Concerned about partner's yeast infection
Originally Published: October 16, 1998 - Last Updated / Reviewed On: July 13, 2012
My girlfriend just saw her ob/gyn and was told that she has a mild yeast infection. Being that we are sexually active, is this something that I should be concerned about?
Great job on being a concerned partner! Yes, your partner’s yeast infection is something worth your attention. In regards to your partner’s health and well-being, a yeast infection is a relatively benign problem that can be extremely uncomfortable. Yeast (most commonly of the Candida albicans species) naturally reside in warm, moist areas, such as the vagina. However, under favorable conditions, yeast can begin to grow profusely, thus leading to a yeast infection. For example, yeast are prone to grown when the body's natural pH balance is upset.
It is possible to transfer yeast to a sexual partner. Until the yeast are gone, they can take up residence in your urethra and/or mouth and throat (in a healthy adult, oral yeast is very rare). You could then, in turn, pass the yeast back to your partner. An oral yeast infection is called thrush. It typically causes creamy colored sore patches in the mouth. You may also have a sore throat. Genitally, a male yeast infection may cause itching, dry skin, and burning when you pee.
Yeast infections usually clear up with topical antifungal treatment. You may think that using condoms or dams for sex can prevent sharing a yeast infection with your partner. However, it's best to delay sex until after treatment has been completed. For one thing, antifungal medications have been known to destroy latex condoms, and, likely, polyurethane ones as well.

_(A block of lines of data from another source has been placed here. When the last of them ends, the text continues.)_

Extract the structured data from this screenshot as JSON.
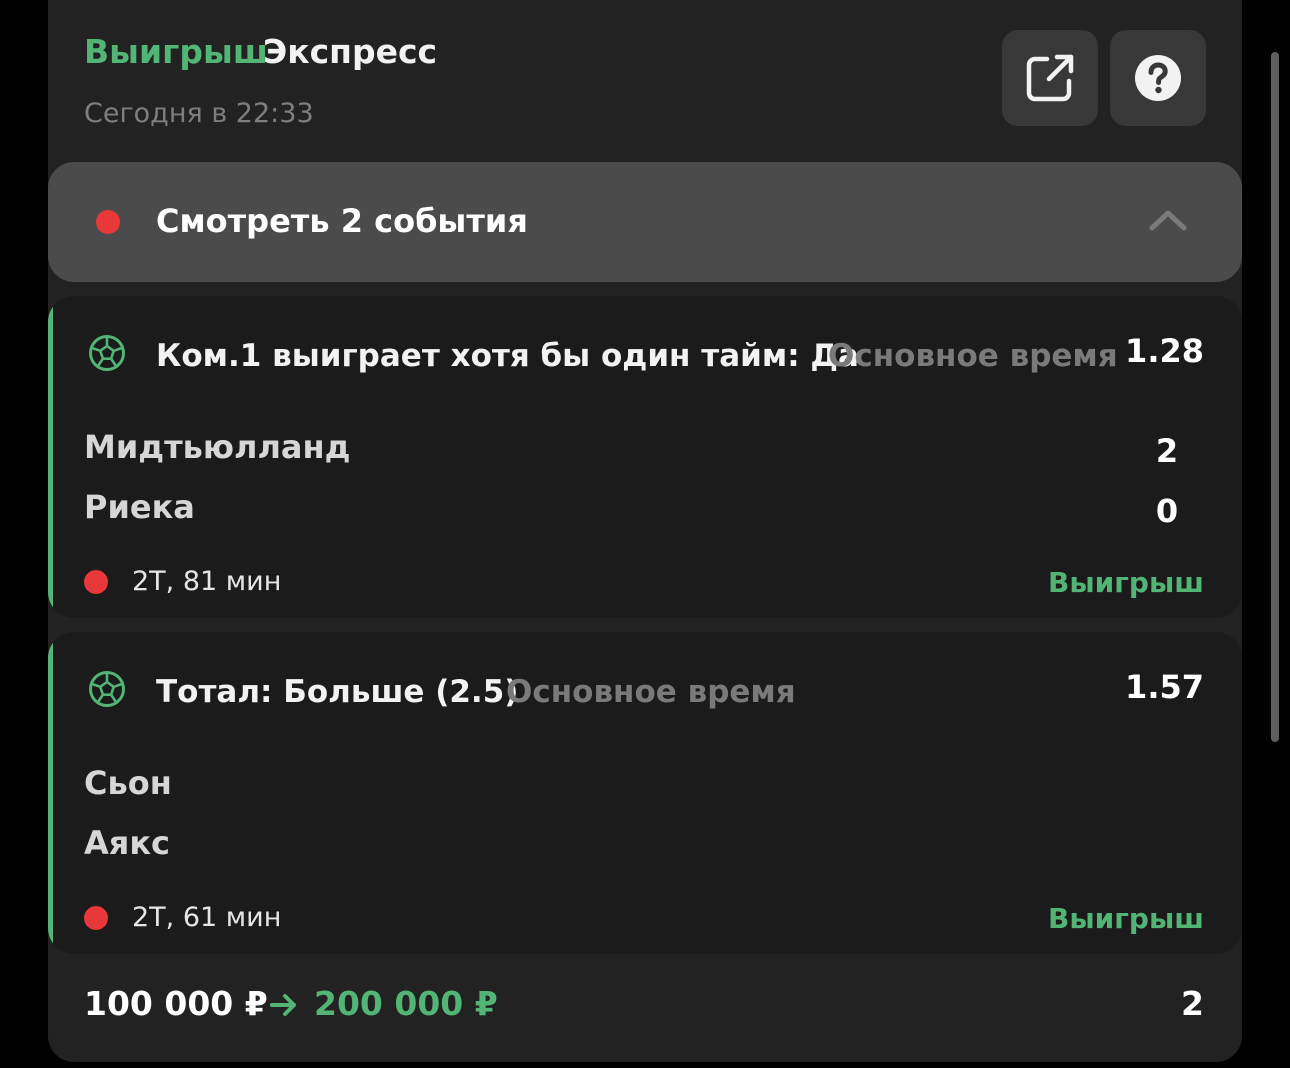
{
  "header": {
    "status": "Выигрыш",
    "bet_type": "Экспресс",
    "time": "Сегодня в 22:33",
    "share_icon": "share-external-icon",
    "help_icon": "question-circle-icon"
  },
  "events_toggle": {
    "label": "Смотреть 2 события",
    "icon": "chevron-up-icon"
  },
  "events": [
    {
      "sport_icon": "soccer-ball-icon",
      "market": "Ком.1 выиграет хотя бы один тайм: Да",
      "period": "Основное время",
      "odds": "1.28",
      "team1": "Мидтьюлланд",
      "team2": "Риека",
      "score1": "2",
      "score2": "0",
      "live": "2Т, 81 мин",
      "result": "Выигрыш"
    },
    {
      "sport_icon": "soccer-ball-icon",
      "market": "Тотал: Больше (2.5)",
      "period": "Основное время",
      "odds": "1.57",
      "team1": "Сьон",
      "team2": "Аякс",
      "live": "2Т, 61 мин",
      "result": "Выигрыш"
    }
  ],
  "footer": {
    "stake": "100 000 ₽",
    "payout": "200 000 ₽",
    "events_count": "2"
  },
  "colors": {
    "accent_green": "#52b576",
    "live_red": "#e8383a",
    "card_bg": "#222222",
    "event_bg": "#1b1b1b"
  }
}
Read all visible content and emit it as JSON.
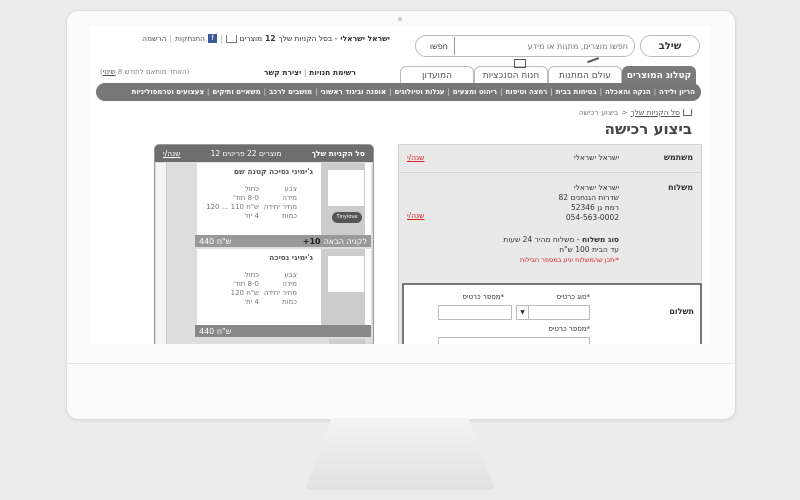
{
  "header": {
    "logo": "שילב",
    "search_button": "חפשו",
    "search_placeholder": "חפשו מוצרים, מתנות או מידע",
    "greeting": "ישראל ישראלי",
    "cart_prefix": " - בסל הקניות שלך",
    "cart_count": "12",
    "cart_suffix": "מוצרים",
    "logout": "התנתקות",
    "register": "הרשמה"
  },
  "tabs": [
    "קטלוג המוצרים",
    "עולם המתנות",
    "חנות הסנכציות",
    "המועדון"
  ],
  "sublinks": [
    "רשימת חנויות",
    "יצירת קשר"
  ],
  "mobile_note": "(האתר מותאם לחודש 8 ",
  "mobile_note_link": "שינוי",
  "mobile_note_end": ")",
  "nav": [
    "הריון ולידה",
    "הנקה והאכלה",
    "בטיחות בבית",
    "רחצה וטיפוח",
    "ריהוט ומצעים",
    "עגלות וטיולונים",
    "אופנה וביגוד ראשוני",
    "מושבים לרכב",
    "משאיים ותיקים",
    "צעצועים וטרמפוליניות"
  ],
  "breadcrumb": {
    "home_icon": "home-icon",
    "link": "סל הקניות שלך",
    "current": "ביצוע רכישה"
  },
  "page_title": "ביצוע רכישה",
  "checkout": {
    "user_label": "משתמש",
    "user_name": "ישראל ישראלי",
    "change": "שנה/י",
    "shipping_label": "משלוח",
    "address_lines": [
      "ישראל ישראלי",
      "שדרות הגנחנים 82",
      "רמת גן 52346",
      "054-563-0002"
    ],
    "ship_type_label": "סוג משלוח",
    "ship_type_value": " - משלוח מהיר 24 שעות",
    "ship_price": "עד הבית 100 ש\"ח",
    "ship_note": "*יתכן שהמשלוח יגיע במספר חבילות",
    "payment_label": "תשלום",
    "card_type_label": "*סוג כרטיס",
    "card_num_label": "*מספר כרטיס",
    "card_num_label2": "*מספר כרטיס"
  },
  "cart": {
    "title": "סל הקניות שלך",
    "count_text": "מוצרים 22 פריטים 12",
    "change": "שנה/י",
    "items": [
      {
        "name": "ג'ימיני נסיכה קטנה שם",
        "labels": [
          "צבע",
          "מידה",
          "מחיר יחידה",
          "כמות"
        ],
        "values": [
          "כחול",
          "8-0 חוד'",
          "ש\"ח 110 ... 120",
          "4 יח'"
        ],
        "badge": "Tinylove",
        "promo_qty": "10+",
        "promo_text": "לקניה הבאה",
        "subtotal": "ש\"ח 440"
      },
      {
        "name": "ג'ימיני נסיכה",
        "labels": [
          "צבע",
          "מידה",
          "מחיר יחידה",
          "כמות"
        ],
        "values": [
          "כחול",
          "8-0 חוד'",
          "ש\"ח 120",
          "4 יח'"
        ],
        "subtotal": "ש\"ח 440"
      }
    ]
  }
}
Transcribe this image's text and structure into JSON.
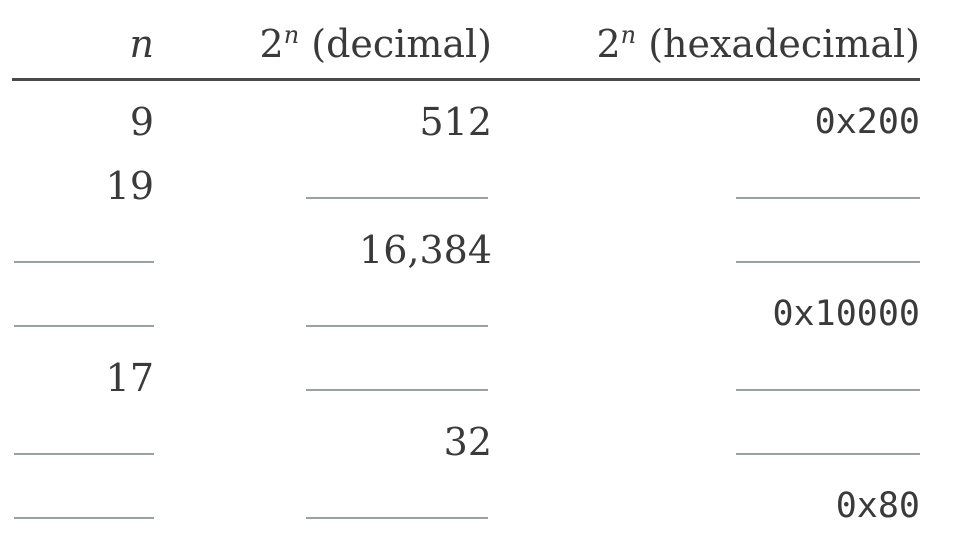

Sex also makes the inflammation worse. Alternatively, you may feel too sore from your infection to have sex anyway.
Again, kudos for checking in on your partner’s health. If you think you have a yeast infection, it is important to make an appointment with a health care provider. Columbia students can log onto Open Communicator or call x4-2284 to make an appointment at Medical Services. If you are not a Columbia student, you can make an appointment with your primary health care provider.